» **DATA SHOWN**
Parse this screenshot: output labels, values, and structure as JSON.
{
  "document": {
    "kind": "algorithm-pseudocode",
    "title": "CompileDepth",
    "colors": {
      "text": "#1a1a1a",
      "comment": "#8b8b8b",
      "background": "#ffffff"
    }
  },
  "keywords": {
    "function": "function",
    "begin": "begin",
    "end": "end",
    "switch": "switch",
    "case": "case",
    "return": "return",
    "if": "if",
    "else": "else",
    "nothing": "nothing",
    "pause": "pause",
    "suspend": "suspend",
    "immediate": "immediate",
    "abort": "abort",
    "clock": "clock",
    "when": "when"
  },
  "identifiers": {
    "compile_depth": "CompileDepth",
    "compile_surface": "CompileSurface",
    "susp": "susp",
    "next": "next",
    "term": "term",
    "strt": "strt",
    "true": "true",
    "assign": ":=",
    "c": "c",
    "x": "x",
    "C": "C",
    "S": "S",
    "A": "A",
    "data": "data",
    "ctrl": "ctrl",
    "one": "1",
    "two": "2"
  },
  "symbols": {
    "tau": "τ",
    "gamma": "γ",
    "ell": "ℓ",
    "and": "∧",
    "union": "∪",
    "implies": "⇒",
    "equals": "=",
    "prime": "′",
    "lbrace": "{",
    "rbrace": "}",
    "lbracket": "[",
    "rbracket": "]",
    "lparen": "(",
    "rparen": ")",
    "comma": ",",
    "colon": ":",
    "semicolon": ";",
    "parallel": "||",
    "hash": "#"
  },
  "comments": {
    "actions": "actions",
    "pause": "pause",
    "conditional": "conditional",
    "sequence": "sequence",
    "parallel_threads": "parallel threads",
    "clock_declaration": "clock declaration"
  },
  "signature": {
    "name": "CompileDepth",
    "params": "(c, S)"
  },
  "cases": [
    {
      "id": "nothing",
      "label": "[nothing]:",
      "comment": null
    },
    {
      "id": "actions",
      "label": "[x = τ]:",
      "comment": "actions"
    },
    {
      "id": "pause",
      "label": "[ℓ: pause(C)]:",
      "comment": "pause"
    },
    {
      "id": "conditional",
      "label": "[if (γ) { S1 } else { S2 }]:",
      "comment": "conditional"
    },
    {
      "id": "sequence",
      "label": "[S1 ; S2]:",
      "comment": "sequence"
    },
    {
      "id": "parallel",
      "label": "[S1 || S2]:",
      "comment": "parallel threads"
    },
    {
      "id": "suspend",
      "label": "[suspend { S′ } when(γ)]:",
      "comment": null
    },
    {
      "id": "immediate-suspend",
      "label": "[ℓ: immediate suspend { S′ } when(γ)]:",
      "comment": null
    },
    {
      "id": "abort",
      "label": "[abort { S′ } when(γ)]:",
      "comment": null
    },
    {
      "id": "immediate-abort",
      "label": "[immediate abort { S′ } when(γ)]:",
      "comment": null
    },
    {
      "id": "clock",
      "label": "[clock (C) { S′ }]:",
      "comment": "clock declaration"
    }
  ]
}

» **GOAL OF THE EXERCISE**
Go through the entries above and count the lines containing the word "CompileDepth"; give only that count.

» **SOLVED PROBLEM**
3